May 2, 2013

Joe Frazier's Gym Now Listed on the National Register

Joe Frazier's Gym in Philadelphia, Pa. Credit: warpafx, flickr

Big news today from one of our National Treasures: Joe Frazier's Gym, a modest space in Philadelphia where Smokin' Joe perfected his punch, has been listed on the National Register of Historic Places.

This listing marks an important milestone for the preservationists -- including Preservation Alliance for Greater Philadelphia, the National Trust for Historic Preservation, Heritage Consulting Group, and Temple University -- who have been working for 18 months to save the gym and breathe new life into this historic site.

Inside this three-story brick building, Joe Frazier -- a gold-medal winner at the 1964 Olympics and later Heavyweight Champion of the World -- trained for his victorious bout against Muhammad Ali. Today, the converted warehouse is home to a discount furniture store and two floors of vacant space.

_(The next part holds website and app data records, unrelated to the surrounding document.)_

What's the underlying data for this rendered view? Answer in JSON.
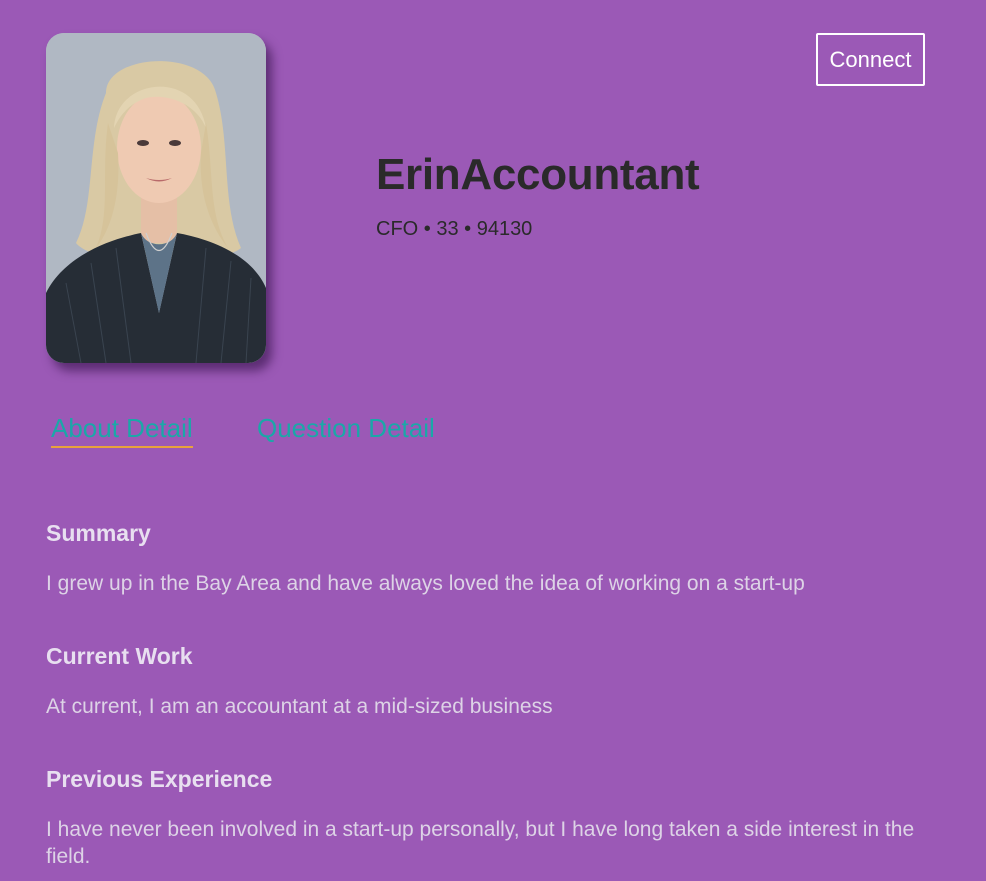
{
  "profile": {
    "photo_alt": "profile photo",
    "name": "ErinAccountant",
    "meta": "CFO • 33 • 94130"
  },
  "actions": {
    "connect_label": "Connect"
  },
  "tabs": [
    {
      "label": "About Detail",
      "active": true
    },
    {
      "label": "Question Detail",
      "active": false
    }
  ],
  "sections": [
    {
      "title": "Summary",
      "text": "I grew up in the Bay Area and have always loved the idea of working on a start-up"
    },
    {
      "title": "Current Work",
      "text": "At current, I am an accountant at a mid-sized business"
    },
    {
      "title": "Previous Experience",
      "text": "I have never been involved in a start-up personally, but I have long taken a side interest in the field."
    }
  ],
  "colors": {
    "background": "#9b59b6",
    "tab_text": "#1aa8a8",
    "tab_underline": "#e8a23c",
    "heading_text": "#2a2a2a",
    "section_text": "#ddd3e6"
  }
}
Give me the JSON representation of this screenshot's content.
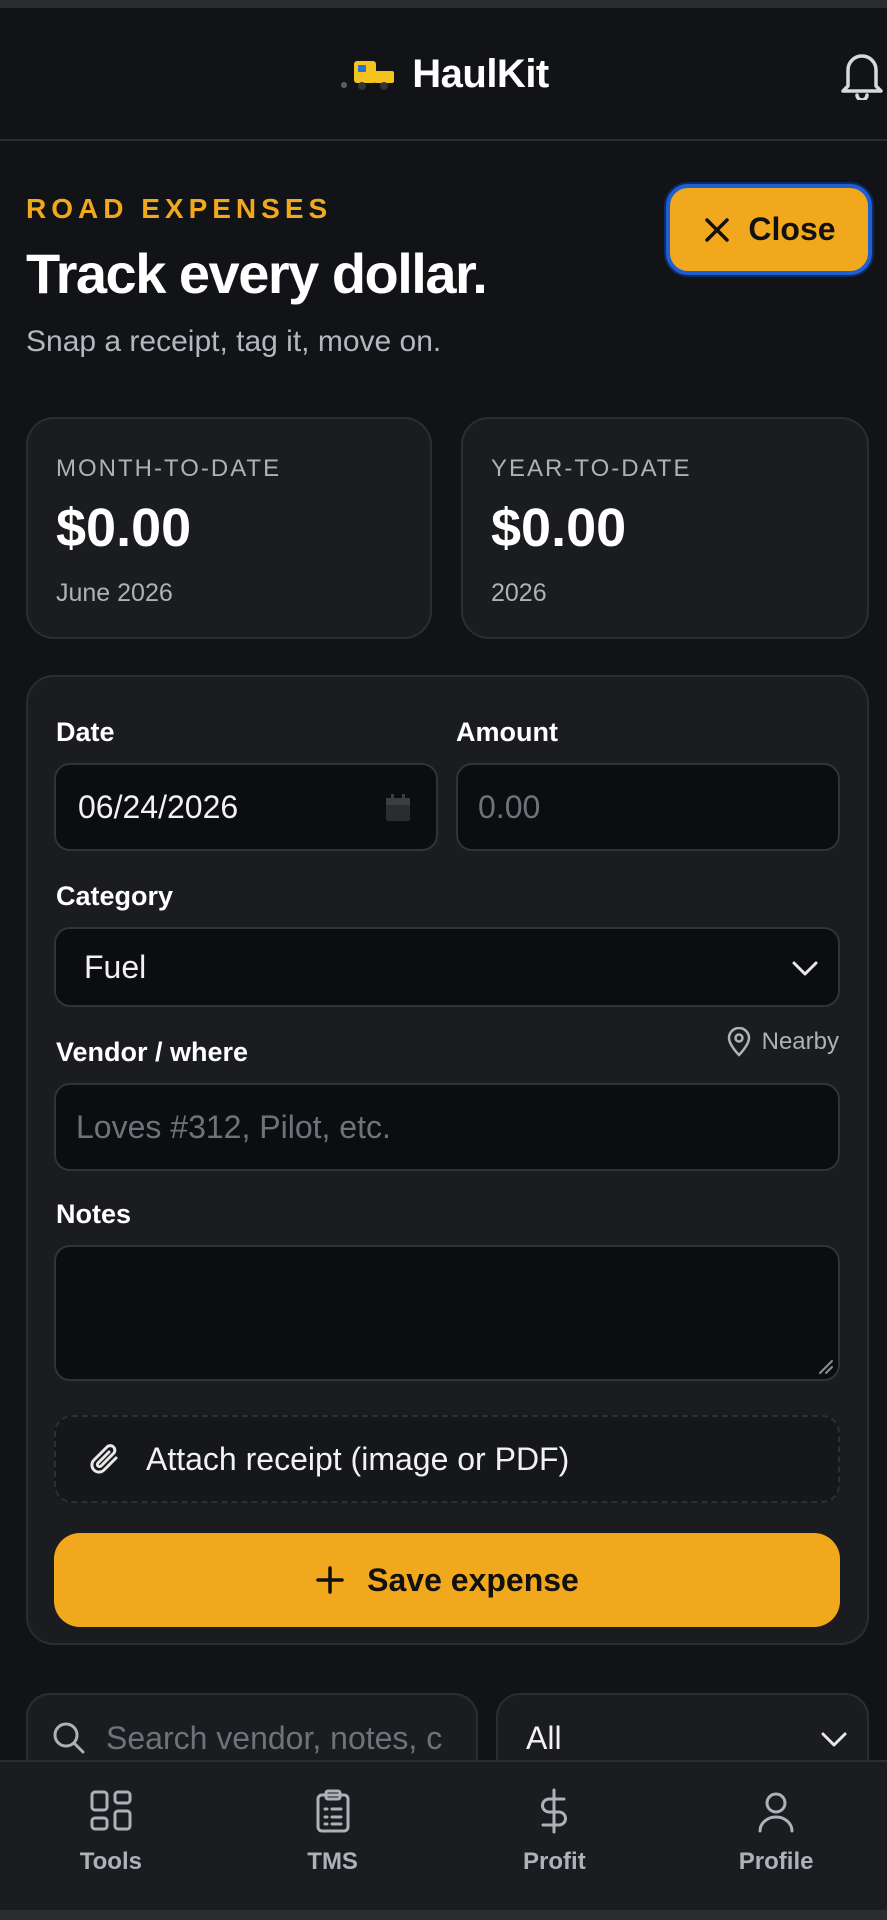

"The listing of Joe Frazier’s Gym on the National Register of Historic Places is cause for celebration and a fitting tribute to one of our greatest athletes of all time," says Stephanie Meeks, president of the National Trust. "For all who support preserving our country’s heritage and places that reflect both Philadelphia’s and our nation’s diverse history, this is indeed an important victory. With this designation, federal historic tax credits are made available to help secure its future."

The next step: formal historic designation at the local level. [Ed. note: Learn more about the difference between national and local designations in our National Register Guide.]

"Securing local protection for Joe Frazier’s Gym is critical," says Caroline E. Boyce, executive director of the Preservation Alliance. "We have submitted a nomination to the Philadelphia Historical Commission for the gym’s listing on the Philadelphia Register of Historic Places. If approved in June 2013, this local designation will further protect this national treasure from demolition and adverse alteration.”

Each year, America’s 11 Most Endangered Historic Places sheds light on important examples of our nation’s heritage that are at risk of destruction or irreparable damage.

See the List